Local Bay of Plenty innovation leader Bryan Graham has received a boost to his boardroom ambitions by winning the Institute of Directors (IoD) Bay of Plenty Aspiring Director Award.
Mr Graham is a science leader at Rotorua-based Scion, the Crown research institute charged with driving innovation and growth in forestry. A recognised expert on informatics, he leads teams specialising in computer science, geomatics and complex systems.
"In an age of cyber threats, disruptive technology and digital innovation, firms need to consider the value of skills and capabilities like those we see in Bryan at the board table," said IoD acting chief executive Simon Arcus, who presented the award at an event in Tauranga on Wednesday night.
"We're pleased to be part of Bryan's next steps in realising his potential in governance, and we look forward to working with him over the next year to ensure he gets a good grounding in all aspects of directorship."
IoD Bay of Plenty Branch chair Glenn Snelgrove said the judges were impressed by Mr Graham's communication skills, drive and leadership ability.
"Bryan stood out as a promising future leader who brings fresh thinking and an innovative mindset to the table," said Mr Snelgrove. "Diversity of skill is a crucial component of an effective board, and we're confident that Bryan's expertise will make him an asset to any boardroom."
Judge Dr Bev Edlin said the awards attracted very strong applicants, but Mr Graham had impressed all members of the panel with the way he responded to questions.
"His calm presence and presentation ability illustrated not only his knowledge of the matter opened for discussion, it highlighted his listening skills while reinforcing to the panel how he would add value to any boardroom discussion. The panel believes Graham will be an asset to any board he serves while at the same time becoming a role model for other aspiring directors."

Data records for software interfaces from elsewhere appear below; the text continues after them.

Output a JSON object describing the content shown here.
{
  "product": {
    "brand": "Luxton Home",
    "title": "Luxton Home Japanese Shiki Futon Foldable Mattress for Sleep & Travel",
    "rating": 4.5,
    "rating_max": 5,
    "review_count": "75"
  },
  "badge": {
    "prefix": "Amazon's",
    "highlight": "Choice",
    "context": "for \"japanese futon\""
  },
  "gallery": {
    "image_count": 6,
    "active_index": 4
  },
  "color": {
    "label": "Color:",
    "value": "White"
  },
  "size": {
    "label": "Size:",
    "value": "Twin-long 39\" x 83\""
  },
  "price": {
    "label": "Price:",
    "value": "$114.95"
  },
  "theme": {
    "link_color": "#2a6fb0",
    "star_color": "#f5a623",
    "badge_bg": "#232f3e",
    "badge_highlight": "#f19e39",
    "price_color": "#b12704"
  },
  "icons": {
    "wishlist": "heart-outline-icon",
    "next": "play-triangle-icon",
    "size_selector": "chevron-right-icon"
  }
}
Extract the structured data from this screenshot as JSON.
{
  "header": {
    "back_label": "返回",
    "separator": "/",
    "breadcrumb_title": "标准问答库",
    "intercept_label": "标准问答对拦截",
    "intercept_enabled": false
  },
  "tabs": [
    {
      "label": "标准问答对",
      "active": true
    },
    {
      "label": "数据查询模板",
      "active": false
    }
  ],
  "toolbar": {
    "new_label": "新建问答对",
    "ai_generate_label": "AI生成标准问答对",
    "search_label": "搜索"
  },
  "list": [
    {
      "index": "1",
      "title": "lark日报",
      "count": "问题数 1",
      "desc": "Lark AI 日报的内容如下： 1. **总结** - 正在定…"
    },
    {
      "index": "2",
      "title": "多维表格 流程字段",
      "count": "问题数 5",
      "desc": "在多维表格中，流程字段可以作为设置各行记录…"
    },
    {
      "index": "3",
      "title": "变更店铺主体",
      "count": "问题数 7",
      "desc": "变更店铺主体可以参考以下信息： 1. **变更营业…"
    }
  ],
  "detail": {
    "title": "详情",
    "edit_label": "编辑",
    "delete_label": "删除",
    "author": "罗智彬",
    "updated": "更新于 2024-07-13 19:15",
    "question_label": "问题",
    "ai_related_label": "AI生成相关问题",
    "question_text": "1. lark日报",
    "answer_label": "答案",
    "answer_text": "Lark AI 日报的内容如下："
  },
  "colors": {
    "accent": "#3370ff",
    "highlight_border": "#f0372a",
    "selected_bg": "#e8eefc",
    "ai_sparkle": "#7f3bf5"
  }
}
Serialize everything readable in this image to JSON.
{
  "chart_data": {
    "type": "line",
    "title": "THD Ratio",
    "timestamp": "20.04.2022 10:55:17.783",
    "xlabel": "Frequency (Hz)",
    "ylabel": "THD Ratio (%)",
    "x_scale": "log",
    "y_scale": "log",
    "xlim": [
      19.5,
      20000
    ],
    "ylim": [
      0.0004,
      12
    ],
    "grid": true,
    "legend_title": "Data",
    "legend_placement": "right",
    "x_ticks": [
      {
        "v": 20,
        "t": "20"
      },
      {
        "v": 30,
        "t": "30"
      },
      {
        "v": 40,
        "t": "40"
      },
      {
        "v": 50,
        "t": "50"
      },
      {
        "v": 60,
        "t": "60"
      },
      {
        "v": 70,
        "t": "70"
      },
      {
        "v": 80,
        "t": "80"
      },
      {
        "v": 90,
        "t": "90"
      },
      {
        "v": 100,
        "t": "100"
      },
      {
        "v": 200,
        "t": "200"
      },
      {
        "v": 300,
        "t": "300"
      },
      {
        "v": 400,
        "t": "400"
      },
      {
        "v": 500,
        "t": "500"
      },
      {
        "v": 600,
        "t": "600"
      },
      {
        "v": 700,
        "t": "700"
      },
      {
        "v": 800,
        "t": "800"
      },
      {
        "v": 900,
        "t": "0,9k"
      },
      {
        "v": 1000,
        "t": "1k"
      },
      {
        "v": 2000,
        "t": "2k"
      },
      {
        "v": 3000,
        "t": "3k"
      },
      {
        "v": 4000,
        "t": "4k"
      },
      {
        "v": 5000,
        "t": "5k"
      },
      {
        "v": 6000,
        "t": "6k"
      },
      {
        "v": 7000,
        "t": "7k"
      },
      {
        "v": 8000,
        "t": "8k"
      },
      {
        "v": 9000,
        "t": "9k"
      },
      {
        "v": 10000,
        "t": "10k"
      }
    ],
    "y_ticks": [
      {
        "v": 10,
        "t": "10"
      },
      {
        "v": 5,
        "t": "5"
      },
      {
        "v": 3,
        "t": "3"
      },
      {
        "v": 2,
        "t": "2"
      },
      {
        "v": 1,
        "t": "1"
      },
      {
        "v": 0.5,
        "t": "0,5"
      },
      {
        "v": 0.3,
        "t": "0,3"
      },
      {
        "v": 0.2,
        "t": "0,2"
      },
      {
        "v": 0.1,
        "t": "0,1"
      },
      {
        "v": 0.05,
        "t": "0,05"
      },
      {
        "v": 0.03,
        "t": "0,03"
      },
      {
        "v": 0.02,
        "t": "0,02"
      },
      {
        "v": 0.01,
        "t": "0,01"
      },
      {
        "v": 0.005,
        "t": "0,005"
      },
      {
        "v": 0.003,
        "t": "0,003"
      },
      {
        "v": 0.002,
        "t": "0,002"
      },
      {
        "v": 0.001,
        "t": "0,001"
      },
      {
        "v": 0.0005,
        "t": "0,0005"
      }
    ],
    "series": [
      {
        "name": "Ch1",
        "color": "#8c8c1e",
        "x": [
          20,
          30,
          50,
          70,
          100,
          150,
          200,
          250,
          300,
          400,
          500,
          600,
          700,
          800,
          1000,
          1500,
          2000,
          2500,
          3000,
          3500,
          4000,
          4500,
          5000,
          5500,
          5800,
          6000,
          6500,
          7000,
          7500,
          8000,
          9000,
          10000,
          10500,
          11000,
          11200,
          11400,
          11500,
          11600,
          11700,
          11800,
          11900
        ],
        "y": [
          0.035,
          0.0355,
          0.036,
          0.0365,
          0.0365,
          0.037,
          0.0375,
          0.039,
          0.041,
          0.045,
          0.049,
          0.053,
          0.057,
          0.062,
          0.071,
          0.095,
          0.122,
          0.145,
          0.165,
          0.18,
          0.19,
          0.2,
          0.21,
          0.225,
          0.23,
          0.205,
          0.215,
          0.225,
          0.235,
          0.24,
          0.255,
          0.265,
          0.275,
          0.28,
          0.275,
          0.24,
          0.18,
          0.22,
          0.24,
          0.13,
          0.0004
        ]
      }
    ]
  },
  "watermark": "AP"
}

The award is designed to foster upcoming talent in governance through mentoring, practical experience, and formal governance training.
Mr Arcus said the aspiring director programme was part of the IoD's future-focused strategy. "One emerging issue we see in governance is tenure. Capable directors are serving longer and contributing meaningfully after traditional retirement age, but we also have a generation of younger directors urging for increased diversity at the board table."
Mr Arcus said there could also be pressure on director remuneration levels in an era of increased liability and compliance.
"Our members tell us the burden of compliance has grown. Recent data shows the average hours per directorship have risen," he said. "What New Zealand needs is highly skilled, fairly remunerated directors. It's not enough to say there are plenty of directors lining up out there: New Zealand needs a focus on quality not quantity."
Institute of Directors BOP Aspiring Director award winner gets:
* A one-year term on Bay of Plenty board as an observer.
* Mentoring from an experienced director
* $2000 for IoD professional development courses
* A one-year membership of the institute